**Work to complete:**
Repeat every record exactly, omitting the pictures.

[Extracted data entries]
····················
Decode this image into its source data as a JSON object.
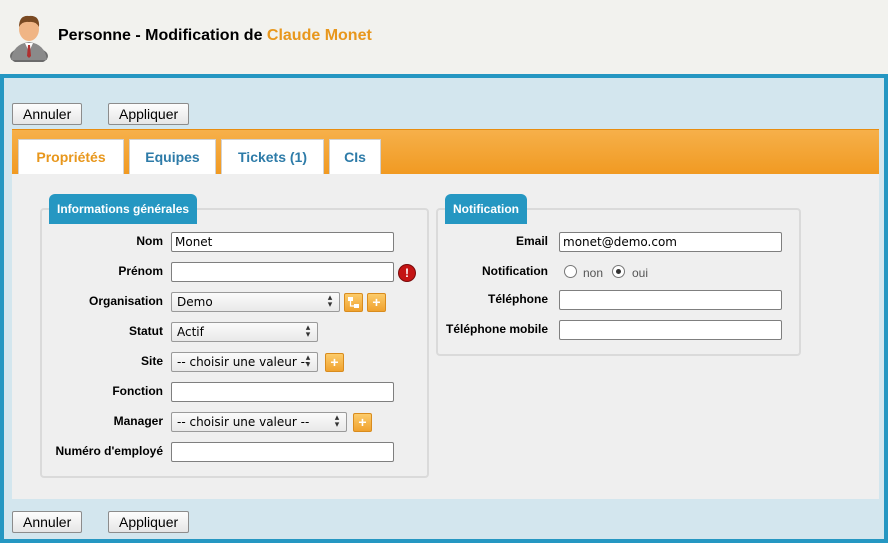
{
  "header": {
    "title_prefix": "Personne - Modification de ",
    "title_name": "Claude Monet"
  },
  "toolbar_top": {
    "cancel_label": "Annuler",
    "apply_label": "Appliquer"
  },
  "toolbar_bottom": {
    "cancel_label": "Annuler",
    "apply_label": "Appliquer"
  },
  "tabs": [
    {
      "label": "Propriétés",
      "active": true
    },
    {
      "label": "Equipes"
    },
    {
      "label": "Tickets (1)"
    },
    {
      "label": "CIs"
    }
  ],
  "general": {
    "legend": "Informations générales",
    "nom": {
      "label": "Nom",
      "value": "Monet"
    },
    "prenom": {
      "label": "Prénom",
      "value": ""
    },
    "organisation": {
      "label": "Organisation",
      "value": "Demo"
    },
    "statut": {
      "label": "Statut",
      "value": "Actif"
    },
    "site": {
      "label": "Site",
      "value": "-- choisir une valeur --"
    },
    "fonction": {
      "label": "Fonction",
      "value": ""
    },
    "manager": {
      "label": "Manager",
      "value": "-- choisir une valeur --"
    },
    "employe": {
      "label": "Numéro d'employé",
      "value": ""
    }
  },
  "notification": {
    "legend": "Notification",
    "email": {
      "label": "Email",
      "value": "monet@demo.com"
    },
    "notif": {
      "label": "Notification",
      "option_non": "non",
      "option_oui": "oui",
      "selected": "oui"
    },
    "telephone": {
      "label": "Téléphone",
      "value": ""
    },
    "mobile": {
      "label": "Téléphone mobile",
      "value": ""
    }
  },
  "icons": {
    "add": "+",
    "error": "!",
    "colors": {
      "accent": "#e8971c",
      "frame": "#2597c2",
      "tabbar": "#f19a22",
      "error": "#c41414"
    }
  }
}
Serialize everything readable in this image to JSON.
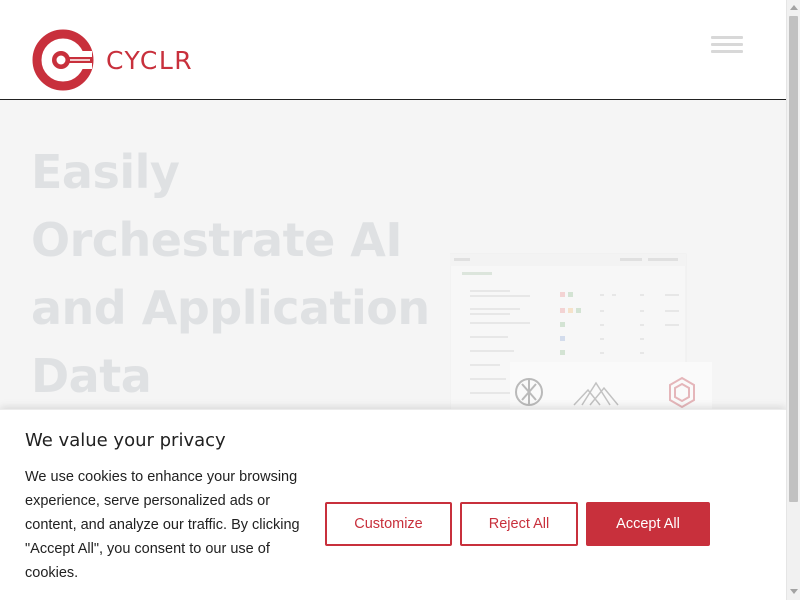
{
  "brand": {
    "name": "CYCLR",
    "accent_color": "#c8303c"
  },
  "header": {
    "menu_icon": "hamburger-menu-icon"
  },
  "hero": {
    "title_lines": [
      "Easily",
      "Orchestrate AI",
      "and Application",
      "Data"
    ],
    "image_icons": [
      "openai-icon",
      "mountains-icon",
      "cyclr-hex-icon"
    ]
  },
  "cookie_banner": {
    "title": "We value your privacy",
    "text": "We use cookies to enhance your browsing experience, serve personalized ads or content, and analyze our traffic. By clicking \"Accept All\", you consent to our use of cookies.",
    "buttons": {
      "customize": "Customize",
      "reject": "Reject All",
      "accept": "Accept All"
    }
  }
}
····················
**Result for this task:**
Decode this image into its source data as a JSON object.
{
  "header": {
    "title_prefix": "Personne - Modification de ",
    "title_name": "Claude Monet"
  },
  "toolbar_top": {
    "cancel_label": "Annuler",
    "apply_label": "Appliquer"
  },
  "toolbar_bottom": {
    "cancel_label": "Annuler",
    "apply_label": "Appliquer"
  },
  "tabs": [
    {
      "label": "Propriétés",
      "active": true
    },
    {
      "label": "Equipes"
    },
    {
      "label": "Tickets (1)"
    },
    {
      "label": "CIs"
    }
  ],
  "general": {
    "legend": "Informations générales",
    "nom": {
      "label": "Nom",
      "value": "Monet"
    },
    "prenom": {
      "label": "Prénom",
      "value": ""
    },
    "organisation": {
      "label": "Organisation",
      "value": "Demo"
    },
    "statut": {
      "label": "Statut",
      "value": "Actif"
    },
    "site": {
      "label": "Site",
      "value": "-- choisir une valeur --"
    },
    "fonction": {
      "label": "Fonction",
      "value": ""
    },
    "manager": {
      "label": "Manager",
      "value": "-- choisir une valeur --"
    },
    "employe": {
      "label": "Numéro d'employé",
      "value": ""
    }
  },
  "notification": {
    "legend": "Notification",
    "email": {
      "label": "Email",
      "value": "monet@demo.com"
    },
    "notif": {
      "label": "Notification",
      "option_non": "non",
      "option_oui": "oui",
      "selected": "oui"
    },
    "telephone": {
      "label": "Téléphone",
      "value": ""
    },
    "mobile": {
      "label": "Téléphone mobile",
      "value": ""
    }
  },
  "icons": {
    "add": "+",
    "error": "!",
    "colors": {
      "accent": "#e8971c",
      "frame": "#2597c2",
      "tabbar": "#f19a22",
      "error": "#c41414"
    }
  }
}
Serialize everything readable in this image to JSON.
{
  "brand": {
    "name": "CYCLR",
    "accent_color": "#c8303c"
  },
  "header": {
    "menu_icon": "hamburger-menu-icon"
  },
  "hero": {
    "title_lines": [
      "Easily",
      "Orchestrate AI",
      "and Application",
      "Data"
    ],
    "image_icons": [
      "openai-icon",
      "mountains-icon",
      "cyclr-hex-icon"
    ]
  },
  "cookie_banner": {
    "title": "We value your privacy",
    "text": "We use cookies to enhance your browsing experience, serve personalized ads or content, and analyze our traffic. By clicking \"Accept All\", you consent to our use of cookies.",
    "buttons": {
      "customize": "Customize",
      "reject": "Reject All",
      "accept": "Accept All"
    }
  }
}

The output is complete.